When Queen Victoria's beloved husband, Prince Albert, died in 1861, Victoria (and the entire British Empire) went into mourning—an expression which manifested itself in fashion, jewelry and the decorative arts. Victoria remained in mourning for the rest of her life—forty years of black clothing and heavy, sombre jewelry (nothing frivolous or too jolly). This four-decades-long period of sobriety had a tremendous impact on the aesthetics of the day. Personally, I have always liked the heavy and serious, but handsome decorations of the day, mourning jewelry included.

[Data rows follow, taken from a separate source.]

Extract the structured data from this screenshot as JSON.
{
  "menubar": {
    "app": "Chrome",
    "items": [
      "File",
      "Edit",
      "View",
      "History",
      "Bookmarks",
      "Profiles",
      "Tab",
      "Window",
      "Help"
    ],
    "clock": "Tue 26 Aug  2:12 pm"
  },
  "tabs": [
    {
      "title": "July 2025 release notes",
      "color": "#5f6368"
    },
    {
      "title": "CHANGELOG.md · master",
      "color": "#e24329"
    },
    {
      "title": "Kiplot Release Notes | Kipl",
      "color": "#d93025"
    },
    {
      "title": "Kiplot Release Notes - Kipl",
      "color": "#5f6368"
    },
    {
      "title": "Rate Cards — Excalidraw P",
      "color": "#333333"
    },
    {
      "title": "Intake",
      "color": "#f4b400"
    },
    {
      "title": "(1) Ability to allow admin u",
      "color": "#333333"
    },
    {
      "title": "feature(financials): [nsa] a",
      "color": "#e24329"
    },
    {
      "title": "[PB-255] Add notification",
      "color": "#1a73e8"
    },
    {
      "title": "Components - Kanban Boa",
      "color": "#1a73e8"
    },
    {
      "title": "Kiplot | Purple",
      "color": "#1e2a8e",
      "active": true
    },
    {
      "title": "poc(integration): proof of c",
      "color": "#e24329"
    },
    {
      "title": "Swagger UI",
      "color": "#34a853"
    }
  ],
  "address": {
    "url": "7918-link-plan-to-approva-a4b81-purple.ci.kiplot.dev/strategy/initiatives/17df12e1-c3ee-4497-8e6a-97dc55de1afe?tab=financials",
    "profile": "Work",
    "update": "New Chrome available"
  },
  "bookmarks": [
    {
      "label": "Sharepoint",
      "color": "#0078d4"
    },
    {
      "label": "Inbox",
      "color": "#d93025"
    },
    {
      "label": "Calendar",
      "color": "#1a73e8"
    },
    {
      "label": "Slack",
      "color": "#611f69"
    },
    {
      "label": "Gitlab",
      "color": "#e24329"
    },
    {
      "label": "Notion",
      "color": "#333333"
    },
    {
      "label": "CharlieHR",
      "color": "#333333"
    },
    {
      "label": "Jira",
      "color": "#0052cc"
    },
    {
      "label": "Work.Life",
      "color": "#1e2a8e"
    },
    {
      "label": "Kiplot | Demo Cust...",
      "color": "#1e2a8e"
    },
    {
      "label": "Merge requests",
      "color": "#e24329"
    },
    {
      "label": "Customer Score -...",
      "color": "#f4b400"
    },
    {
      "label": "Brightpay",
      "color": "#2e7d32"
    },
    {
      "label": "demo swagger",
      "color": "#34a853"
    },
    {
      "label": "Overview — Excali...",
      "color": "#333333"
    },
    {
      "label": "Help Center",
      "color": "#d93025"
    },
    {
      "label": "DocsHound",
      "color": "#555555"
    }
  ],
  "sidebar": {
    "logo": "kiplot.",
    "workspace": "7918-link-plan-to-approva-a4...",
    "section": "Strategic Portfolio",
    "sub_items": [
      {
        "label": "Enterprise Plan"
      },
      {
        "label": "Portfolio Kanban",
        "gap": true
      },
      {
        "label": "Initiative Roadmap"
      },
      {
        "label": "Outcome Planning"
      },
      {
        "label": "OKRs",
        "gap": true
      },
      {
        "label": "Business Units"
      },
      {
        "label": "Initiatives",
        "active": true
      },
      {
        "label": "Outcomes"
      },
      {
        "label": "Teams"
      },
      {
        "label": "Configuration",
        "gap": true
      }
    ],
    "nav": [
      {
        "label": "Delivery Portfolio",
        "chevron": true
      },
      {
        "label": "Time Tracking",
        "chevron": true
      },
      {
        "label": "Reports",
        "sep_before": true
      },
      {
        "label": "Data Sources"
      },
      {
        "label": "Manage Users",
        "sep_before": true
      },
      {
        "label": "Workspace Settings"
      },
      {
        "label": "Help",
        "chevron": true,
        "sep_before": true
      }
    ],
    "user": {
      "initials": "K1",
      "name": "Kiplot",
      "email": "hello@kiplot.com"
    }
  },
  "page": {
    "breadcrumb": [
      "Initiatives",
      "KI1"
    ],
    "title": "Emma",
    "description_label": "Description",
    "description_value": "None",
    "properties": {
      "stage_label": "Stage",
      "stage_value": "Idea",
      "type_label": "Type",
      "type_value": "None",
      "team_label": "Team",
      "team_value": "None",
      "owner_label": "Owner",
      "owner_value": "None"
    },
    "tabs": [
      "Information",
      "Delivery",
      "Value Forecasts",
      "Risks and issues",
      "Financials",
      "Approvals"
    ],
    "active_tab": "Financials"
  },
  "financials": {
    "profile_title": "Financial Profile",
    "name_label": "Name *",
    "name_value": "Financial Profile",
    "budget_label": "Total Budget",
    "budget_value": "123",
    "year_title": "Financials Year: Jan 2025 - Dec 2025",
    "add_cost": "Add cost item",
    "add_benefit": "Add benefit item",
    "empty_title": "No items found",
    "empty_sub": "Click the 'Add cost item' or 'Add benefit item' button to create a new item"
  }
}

This marcasite pin, made in the 1970's or 1980's, is inspired by the Late-Victorian mourning jewelry of the Nineteenth Century. While allowing the small indulgence of rhinestones, the brooch is quietly restrained—appropriate for a woman who does not wish to express too much merriment. Marcasite is made of faceted "stones" of pyrite (iron sulphide), set (or glued) into a metal backing (often silver). The facets catch the light and sparkle gently, yet have an understated, serious look. This pin would look good on a woman's lapel or even a man's coat or smoking jacket (at a Holiday party). Click on the photo above to learn more about it.
Though our Greenwich Village store is now permanently closed, LEO Design is still alive and well! Please visit our on-line store where we continue to sell Handsome Gifts (www.LEOdesignNYC.com).
We also can be found in Pittsburgh's historic "Strip District" at Mahla & Co. Antiques (www.mahlaantiques.com) or in Canonsburg, Pennsylvania at The Antique Center of Strabane (www.antiquecenterofstrabane.com).
Or call to arrange to visit our Pittsburgh showroom (by private appointment only). 917-446-4248